**YOUR GOAL:** Go through the entries below and count the lines where the word "category" appears; give only the count.

**Items from an interface collection:**
########################################
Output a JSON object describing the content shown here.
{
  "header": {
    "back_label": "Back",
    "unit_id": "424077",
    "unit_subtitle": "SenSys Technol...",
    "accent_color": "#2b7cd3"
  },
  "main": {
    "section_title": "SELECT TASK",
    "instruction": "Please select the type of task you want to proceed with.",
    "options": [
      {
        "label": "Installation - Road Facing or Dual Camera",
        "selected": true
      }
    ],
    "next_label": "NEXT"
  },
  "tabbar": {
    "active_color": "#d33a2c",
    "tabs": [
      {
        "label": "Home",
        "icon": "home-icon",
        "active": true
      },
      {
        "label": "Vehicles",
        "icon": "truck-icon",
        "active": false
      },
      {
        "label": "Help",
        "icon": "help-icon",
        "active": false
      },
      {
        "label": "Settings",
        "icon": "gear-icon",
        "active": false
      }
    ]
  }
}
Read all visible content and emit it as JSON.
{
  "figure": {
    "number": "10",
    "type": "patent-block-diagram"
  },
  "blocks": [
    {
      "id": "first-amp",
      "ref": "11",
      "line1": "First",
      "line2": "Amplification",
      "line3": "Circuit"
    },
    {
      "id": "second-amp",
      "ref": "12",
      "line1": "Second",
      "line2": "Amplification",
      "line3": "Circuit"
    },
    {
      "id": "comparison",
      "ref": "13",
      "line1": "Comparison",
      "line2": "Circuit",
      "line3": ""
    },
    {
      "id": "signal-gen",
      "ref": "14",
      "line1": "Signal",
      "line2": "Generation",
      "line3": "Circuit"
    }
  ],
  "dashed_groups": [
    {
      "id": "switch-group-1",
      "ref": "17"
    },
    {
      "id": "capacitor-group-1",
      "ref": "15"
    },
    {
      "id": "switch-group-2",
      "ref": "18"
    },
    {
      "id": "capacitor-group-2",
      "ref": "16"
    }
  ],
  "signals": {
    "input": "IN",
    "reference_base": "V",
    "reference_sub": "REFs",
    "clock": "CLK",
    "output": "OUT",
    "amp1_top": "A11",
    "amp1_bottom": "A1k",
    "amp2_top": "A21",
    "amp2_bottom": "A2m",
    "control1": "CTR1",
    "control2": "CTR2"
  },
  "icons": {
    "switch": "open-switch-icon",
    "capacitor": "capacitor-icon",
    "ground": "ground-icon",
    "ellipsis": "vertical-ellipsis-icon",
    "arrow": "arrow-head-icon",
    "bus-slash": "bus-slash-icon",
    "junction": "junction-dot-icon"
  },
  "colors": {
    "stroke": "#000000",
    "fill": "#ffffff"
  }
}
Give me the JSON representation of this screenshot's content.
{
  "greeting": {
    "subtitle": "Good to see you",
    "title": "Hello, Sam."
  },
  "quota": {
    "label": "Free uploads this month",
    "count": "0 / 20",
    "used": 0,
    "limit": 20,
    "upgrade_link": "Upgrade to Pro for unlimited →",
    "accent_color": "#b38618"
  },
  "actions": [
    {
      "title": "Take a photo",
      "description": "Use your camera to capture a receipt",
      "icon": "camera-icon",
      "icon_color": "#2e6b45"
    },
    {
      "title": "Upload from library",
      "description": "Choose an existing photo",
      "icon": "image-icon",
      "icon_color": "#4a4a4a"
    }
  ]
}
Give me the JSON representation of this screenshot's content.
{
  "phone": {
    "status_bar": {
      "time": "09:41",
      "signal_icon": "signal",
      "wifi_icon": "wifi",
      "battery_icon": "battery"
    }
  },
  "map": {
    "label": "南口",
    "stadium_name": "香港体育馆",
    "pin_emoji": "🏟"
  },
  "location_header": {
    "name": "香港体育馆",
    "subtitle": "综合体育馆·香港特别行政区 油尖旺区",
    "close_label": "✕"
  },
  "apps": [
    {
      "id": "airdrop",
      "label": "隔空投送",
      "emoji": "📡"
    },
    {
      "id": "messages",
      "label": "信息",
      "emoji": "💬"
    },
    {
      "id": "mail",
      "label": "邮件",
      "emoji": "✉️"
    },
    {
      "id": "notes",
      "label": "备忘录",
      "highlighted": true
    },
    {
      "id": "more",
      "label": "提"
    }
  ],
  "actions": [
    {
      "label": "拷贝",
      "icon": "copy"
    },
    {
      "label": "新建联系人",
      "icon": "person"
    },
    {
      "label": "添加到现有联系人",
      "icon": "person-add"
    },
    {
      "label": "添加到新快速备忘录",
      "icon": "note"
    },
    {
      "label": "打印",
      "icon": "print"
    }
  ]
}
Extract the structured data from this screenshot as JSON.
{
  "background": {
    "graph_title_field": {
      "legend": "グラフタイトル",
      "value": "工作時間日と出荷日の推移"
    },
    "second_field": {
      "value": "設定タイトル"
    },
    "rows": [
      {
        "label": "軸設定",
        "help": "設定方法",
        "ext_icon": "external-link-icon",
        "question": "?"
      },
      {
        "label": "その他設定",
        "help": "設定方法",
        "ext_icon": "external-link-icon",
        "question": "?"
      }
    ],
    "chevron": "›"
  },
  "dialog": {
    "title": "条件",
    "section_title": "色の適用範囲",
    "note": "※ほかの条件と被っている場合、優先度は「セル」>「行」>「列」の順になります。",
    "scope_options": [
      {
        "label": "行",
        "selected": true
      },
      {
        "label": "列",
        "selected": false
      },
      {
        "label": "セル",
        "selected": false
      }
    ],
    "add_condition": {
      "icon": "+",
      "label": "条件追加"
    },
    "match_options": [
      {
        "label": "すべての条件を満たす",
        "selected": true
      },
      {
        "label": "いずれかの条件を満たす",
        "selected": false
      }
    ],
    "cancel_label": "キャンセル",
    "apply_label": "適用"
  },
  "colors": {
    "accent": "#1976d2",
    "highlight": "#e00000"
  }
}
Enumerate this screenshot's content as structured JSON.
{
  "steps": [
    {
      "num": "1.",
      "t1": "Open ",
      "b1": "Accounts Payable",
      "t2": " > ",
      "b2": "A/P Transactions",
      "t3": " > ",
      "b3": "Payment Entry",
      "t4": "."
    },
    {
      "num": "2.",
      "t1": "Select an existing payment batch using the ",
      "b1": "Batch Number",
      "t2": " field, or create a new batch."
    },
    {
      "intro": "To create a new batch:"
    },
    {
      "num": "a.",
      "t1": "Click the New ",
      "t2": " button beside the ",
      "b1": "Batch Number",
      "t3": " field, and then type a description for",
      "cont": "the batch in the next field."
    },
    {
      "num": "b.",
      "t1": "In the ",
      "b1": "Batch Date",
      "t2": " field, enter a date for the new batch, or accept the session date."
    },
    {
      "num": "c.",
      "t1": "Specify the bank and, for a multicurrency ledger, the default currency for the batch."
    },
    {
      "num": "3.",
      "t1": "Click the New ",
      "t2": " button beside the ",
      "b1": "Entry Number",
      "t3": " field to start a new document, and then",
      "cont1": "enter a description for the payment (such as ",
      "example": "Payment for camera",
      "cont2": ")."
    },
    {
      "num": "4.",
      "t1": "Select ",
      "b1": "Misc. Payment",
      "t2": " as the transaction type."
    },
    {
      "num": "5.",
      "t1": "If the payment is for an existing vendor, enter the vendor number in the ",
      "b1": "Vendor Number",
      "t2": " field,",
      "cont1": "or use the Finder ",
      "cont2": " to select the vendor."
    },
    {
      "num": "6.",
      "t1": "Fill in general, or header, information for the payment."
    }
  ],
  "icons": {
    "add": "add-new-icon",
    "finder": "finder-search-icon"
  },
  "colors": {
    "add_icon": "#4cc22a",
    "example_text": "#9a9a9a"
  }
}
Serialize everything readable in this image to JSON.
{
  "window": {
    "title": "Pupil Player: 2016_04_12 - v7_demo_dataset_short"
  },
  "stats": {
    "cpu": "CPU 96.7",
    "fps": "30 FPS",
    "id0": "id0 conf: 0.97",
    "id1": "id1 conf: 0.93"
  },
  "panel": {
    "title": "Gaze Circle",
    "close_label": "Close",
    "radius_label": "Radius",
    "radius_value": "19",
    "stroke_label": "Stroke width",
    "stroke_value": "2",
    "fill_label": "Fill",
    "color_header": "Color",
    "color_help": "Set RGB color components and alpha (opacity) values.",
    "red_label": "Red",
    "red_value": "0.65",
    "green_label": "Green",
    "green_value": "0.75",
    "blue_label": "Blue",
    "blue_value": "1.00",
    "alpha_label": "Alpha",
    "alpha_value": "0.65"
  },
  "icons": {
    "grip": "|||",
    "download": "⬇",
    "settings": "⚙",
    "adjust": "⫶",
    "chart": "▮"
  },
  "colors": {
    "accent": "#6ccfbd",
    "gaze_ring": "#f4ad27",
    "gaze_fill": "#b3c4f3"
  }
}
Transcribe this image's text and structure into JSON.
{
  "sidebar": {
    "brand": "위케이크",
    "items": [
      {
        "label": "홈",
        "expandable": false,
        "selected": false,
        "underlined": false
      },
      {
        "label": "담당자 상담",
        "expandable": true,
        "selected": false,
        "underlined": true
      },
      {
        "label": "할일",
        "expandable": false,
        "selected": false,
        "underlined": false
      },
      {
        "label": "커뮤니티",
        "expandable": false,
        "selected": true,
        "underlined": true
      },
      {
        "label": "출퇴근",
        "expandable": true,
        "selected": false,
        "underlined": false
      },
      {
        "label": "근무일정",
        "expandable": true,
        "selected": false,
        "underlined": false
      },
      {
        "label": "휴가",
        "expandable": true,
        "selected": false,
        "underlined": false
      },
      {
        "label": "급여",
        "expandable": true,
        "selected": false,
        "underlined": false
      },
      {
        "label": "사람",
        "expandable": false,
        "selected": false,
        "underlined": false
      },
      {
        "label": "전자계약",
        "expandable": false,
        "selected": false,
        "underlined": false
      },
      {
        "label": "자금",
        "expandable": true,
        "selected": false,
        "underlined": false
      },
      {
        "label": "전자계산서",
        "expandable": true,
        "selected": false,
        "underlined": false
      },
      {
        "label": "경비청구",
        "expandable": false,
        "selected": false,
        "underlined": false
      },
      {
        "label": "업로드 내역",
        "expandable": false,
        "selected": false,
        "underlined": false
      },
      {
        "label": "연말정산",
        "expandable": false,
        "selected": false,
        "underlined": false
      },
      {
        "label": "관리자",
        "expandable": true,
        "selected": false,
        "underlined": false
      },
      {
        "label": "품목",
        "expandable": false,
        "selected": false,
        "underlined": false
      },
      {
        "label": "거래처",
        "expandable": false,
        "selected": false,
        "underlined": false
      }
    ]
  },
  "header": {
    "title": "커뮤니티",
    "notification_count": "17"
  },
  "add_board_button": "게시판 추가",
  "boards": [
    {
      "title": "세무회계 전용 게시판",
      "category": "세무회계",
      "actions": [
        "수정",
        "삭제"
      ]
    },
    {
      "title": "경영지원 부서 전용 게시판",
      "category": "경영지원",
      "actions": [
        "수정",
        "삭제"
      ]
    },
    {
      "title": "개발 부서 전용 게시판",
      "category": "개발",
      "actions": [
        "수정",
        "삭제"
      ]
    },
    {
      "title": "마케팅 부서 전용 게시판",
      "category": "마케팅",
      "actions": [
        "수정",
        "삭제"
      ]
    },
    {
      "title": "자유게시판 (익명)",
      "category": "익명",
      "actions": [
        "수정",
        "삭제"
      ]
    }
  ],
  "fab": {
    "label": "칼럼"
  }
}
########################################
**SOLUTION TO THIS TASK:** 5